[Stored entries]
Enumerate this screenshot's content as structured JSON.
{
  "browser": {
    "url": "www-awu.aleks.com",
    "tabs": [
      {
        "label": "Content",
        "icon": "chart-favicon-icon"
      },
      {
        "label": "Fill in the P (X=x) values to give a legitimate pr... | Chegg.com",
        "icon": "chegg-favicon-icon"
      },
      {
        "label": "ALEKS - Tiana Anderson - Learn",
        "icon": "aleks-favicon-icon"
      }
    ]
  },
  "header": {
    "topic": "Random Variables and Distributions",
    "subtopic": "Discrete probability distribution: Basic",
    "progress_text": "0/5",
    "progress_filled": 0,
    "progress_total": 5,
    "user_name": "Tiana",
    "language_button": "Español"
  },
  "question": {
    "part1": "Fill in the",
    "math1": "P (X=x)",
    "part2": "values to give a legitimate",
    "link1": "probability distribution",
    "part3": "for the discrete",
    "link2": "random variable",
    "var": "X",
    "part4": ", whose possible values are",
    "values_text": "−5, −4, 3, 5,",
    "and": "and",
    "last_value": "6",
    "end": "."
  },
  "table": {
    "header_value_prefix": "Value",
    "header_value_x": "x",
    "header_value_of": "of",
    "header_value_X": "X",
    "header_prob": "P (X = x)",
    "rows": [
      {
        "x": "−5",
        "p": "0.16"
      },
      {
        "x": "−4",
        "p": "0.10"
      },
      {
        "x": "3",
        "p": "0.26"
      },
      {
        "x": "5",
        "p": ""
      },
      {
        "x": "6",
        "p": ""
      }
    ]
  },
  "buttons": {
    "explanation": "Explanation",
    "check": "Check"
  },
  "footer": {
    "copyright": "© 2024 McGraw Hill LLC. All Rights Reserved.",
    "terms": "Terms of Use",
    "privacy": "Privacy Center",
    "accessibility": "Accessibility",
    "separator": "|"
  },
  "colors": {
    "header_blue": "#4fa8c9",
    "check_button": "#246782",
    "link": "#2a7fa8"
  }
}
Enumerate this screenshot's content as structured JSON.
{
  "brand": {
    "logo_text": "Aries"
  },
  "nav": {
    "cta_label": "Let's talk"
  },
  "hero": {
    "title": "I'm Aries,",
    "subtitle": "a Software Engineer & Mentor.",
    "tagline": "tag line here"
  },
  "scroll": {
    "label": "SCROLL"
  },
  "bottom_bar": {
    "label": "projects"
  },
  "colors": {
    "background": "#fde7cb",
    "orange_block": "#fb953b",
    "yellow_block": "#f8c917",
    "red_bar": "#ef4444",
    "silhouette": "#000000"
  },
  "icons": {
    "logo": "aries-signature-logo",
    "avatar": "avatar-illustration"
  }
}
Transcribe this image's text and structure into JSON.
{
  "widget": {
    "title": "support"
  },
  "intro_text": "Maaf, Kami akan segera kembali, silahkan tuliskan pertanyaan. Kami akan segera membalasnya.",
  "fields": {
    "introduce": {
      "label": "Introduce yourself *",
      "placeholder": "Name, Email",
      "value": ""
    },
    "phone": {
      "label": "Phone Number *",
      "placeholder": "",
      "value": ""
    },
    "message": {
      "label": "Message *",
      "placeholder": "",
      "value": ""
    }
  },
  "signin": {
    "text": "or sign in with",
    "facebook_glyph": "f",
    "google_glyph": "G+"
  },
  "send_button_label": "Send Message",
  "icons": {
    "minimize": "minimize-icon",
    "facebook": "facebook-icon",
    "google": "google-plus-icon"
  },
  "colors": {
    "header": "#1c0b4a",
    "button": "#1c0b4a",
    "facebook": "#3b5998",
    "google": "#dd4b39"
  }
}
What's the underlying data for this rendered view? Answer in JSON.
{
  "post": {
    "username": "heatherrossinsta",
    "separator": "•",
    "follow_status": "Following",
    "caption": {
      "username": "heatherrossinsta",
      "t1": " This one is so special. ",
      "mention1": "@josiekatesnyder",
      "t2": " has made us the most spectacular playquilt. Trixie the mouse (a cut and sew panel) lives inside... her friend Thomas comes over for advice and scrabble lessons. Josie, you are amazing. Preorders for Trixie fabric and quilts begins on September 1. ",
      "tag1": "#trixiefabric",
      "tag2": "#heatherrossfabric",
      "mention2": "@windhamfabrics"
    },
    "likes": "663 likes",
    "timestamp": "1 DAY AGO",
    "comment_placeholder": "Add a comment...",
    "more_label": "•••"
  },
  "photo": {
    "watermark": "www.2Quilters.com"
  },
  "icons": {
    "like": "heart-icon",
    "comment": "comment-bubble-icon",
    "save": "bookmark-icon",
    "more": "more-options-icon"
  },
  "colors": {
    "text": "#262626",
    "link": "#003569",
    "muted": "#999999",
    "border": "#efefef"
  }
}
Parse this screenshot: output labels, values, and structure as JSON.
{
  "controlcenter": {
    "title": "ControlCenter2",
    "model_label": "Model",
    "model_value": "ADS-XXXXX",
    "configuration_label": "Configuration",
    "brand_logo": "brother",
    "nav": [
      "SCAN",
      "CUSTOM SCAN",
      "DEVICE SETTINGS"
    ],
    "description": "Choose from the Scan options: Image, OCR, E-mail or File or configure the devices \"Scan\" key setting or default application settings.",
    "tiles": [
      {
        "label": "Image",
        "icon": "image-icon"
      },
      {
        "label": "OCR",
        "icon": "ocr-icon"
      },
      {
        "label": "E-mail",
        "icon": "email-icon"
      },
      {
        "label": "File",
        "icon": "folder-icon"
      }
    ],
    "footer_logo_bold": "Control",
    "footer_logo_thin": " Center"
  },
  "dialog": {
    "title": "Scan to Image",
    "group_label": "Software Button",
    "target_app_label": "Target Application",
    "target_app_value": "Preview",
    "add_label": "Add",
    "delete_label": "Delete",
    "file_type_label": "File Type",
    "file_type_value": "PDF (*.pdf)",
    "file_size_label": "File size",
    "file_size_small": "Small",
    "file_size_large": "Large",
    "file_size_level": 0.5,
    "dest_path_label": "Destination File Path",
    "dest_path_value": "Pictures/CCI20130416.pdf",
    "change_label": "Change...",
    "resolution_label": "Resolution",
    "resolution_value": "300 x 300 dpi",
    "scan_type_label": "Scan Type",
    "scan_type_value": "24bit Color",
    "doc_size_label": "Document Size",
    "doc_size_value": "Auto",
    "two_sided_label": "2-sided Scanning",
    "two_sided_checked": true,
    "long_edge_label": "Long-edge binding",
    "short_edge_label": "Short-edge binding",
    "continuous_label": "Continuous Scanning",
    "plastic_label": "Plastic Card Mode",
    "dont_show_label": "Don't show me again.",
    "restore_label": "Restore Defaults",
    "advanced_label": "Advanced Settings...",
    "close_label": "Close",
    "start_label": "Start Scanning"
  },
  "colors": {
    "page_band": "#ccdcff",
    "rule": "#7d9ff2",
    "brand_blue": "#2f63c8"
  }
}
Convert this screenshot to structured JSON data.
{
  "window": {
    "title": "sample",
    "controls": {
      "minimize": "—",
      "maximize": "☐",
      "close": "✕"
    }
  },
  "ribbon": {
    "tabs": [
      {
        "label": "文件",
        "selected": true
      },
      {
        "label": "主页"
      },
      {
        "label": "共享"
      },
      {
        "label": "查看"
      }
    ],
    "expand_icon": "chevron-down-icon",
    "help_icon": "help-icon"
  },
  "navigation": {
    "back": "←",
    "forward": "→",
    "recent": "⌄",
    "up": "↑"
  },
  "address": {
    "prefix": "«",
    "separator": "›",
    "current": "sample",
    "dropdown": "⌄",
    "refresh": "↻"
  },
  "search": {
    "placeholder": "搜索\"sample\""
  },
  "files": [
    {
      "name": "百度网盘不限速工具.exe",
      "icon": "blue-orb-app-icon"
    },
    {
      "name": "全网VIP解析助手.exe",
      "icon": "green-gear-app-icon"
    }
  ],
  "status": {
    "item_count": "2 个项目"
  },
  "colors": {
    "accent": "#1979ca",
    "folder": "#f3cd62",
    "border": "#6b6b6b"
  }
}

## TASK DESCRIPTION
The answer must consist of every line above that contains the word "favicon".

## SOLUTION BELOW
        "icon": "chart-favicon-icon"
        "icon": "chegg-favicon-icon"
        "icon": "aleks-favicon-icon"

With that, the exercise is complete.